Walker, M., and Andrade, M. (1996). Conformity in the Asch task as a function of age. J. Soc. Psychol. 136, 367–372. doi: 10.1080/00224545.1996.9714014

PubMed Abstract | CrossRef Full Text | Google Scholar

Wright, D. B., London, K., and Waechter, M. (2010). Social anxiety moderates memory conformity in adolescents. Appl. Cogn. Psychol. 24, 1034–1045. doi: 10.1002/acp.1604

CrossRef Full Text | Google Scholar

Zhao, X., Zhang, P., Chen, L., and Zhou, R. (2014). Gender differences in the relationship between attentional bias to threat and social anxiety in adolescents. Pers. Indvid. Diff. 71, 108–112. doi: 10.1016/j.paid.2014.07.023

CrossRef Full Text | Google Scholar

Keywords: strong conformity, stressor type, social anxiety, adolescents, interaction

Citation: Zhang P, Deng Y, Yu X, Zhao X and Liu X (2016) Social Anxiety, Stress Type, and Conformity among Adolescents. Front. Psychol. 7:760. doi: 10.3389/fpsyg.2016.00760

Received: 11 February 2016; Accepted: 06 May 2016;
Published: 20 May 2016.

Edited by:

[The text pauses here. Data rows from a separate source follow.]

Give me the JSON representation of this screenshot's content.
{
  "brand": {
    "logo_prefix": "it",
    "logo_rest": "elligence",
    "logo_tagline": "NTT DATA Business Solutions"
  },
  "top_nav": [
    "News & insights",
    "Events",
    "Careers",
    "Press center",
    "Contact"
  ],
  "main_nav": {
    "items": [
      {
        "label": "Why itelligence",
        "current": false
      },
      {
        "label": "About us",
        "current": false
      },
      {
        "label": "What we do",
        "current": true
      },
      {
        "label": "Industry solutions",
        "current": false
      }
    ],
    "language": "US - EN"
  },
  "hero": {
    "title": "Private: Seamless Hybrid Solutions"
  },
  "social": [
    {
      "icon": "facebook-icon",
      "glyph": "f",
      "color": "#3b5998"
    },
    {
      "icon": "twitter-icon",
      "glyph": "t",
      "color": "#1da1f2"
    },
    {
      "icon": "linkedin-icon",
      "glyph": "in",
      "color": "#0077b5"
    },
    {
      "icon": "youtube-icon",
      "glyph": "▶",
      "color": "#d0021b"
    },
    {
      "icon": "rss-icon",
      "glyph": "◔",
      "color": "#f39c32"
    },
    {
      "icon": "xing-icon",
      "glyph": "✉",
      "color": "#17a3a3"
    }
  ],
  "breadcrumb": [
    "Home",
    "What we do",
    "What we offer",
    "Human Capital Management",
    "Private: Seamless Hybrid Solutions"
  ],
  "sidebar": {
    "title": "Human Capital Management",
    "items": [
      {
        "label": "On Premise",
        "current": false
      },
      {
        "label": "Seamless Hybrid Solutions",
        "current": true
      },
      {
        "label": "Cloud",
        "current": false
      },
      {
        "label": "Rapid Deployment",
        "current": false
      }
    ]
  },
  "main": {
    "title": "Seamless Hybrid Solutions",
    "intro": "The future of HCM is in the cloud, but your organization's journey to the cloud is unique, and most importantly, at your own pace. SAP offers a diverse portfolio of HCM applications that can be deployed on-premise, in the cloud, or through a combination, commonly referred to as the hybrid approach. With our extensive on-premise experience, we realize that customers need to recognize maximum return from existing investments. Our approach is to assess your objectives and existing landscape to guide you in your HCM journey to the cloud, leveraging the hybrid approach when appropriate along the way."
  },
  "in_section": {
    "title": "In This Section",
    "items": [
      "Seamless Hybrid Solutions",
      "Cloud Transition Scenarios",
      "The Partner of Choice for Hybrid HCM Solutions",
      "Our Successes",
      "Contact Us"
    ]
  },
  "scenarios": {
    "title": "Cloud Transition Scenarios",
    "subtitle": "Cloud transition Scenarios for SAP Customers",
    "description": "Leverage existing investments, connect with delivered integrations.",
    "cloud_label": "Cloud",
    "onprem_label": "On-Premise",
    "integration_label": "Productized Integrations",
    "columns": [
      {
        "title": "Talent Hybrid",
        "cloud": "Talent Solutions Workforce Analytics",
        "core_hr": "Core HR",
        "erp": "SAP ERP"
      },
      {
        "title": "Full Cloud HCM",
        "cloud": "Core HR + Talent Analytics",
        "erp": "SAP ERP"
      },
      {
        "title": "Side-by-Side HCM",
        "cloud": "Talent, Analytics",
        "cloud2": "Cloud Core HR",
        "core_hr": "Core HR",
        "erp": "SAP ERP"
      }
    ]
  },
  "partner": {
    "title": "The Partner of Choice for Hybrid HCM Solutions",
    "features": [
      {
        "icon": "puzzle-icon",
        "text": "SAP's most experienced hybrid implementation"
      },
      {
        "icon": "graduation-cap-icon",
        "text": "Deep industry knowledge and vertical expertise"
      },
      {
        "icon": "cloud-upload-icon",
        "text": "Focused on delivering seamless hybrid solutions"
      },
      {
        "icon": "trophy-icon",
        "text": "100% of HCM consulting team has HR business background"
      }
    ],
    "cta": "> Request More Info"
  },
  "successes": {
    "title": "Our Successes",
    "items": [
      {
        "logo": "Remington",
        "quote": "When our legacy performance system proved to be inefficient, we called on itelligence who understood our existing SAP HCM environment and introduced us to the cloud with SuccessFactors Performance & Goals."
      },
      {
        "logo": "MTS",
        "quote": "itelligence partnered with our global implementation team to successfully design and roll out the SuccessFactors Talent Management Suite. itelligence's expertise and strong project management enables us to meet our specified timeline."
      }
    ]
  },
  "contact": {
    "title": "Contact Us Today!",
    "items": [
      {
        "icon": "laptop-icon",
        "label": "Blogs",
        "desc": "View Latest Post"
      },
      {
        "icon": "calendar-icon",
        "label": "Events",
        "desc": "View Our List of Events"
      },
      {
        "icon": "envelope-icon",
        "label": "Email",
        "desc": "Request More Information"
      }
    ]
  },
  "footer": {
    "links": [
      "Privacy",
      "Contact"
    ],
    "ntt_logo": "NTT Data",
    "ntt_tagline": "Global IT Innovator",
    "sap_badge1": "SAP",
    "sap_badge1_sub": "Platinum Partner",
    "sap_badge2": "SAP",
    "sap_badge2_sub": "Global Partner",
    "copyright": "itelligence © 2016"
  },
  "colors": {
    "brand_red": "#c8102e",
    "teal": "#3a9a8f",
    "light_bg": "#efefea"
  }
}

Sarah Whittle, The University of Melbourne, Australia

Reviewed by:

Sarah Gaither, University of Chicago, USA
Nikos Chatzisarantis, Curtin University, Australia

Copyright © 2016 Zhang, Deng, Yu, Zhao and Liu. This is an open-access article distributed under the terms of the Creative Commons Attribution License (CC BY). The use, distribution or reproduction in other forums is permitted, provided the original author(s) or licensor are credited and that the original publication in this journal is cited, in accordance with accepted academic practice. No use, distribution or reproduction is permitted which does not comply with these terms.

*Correspondence: Xiangping Liu, lxp599@163.com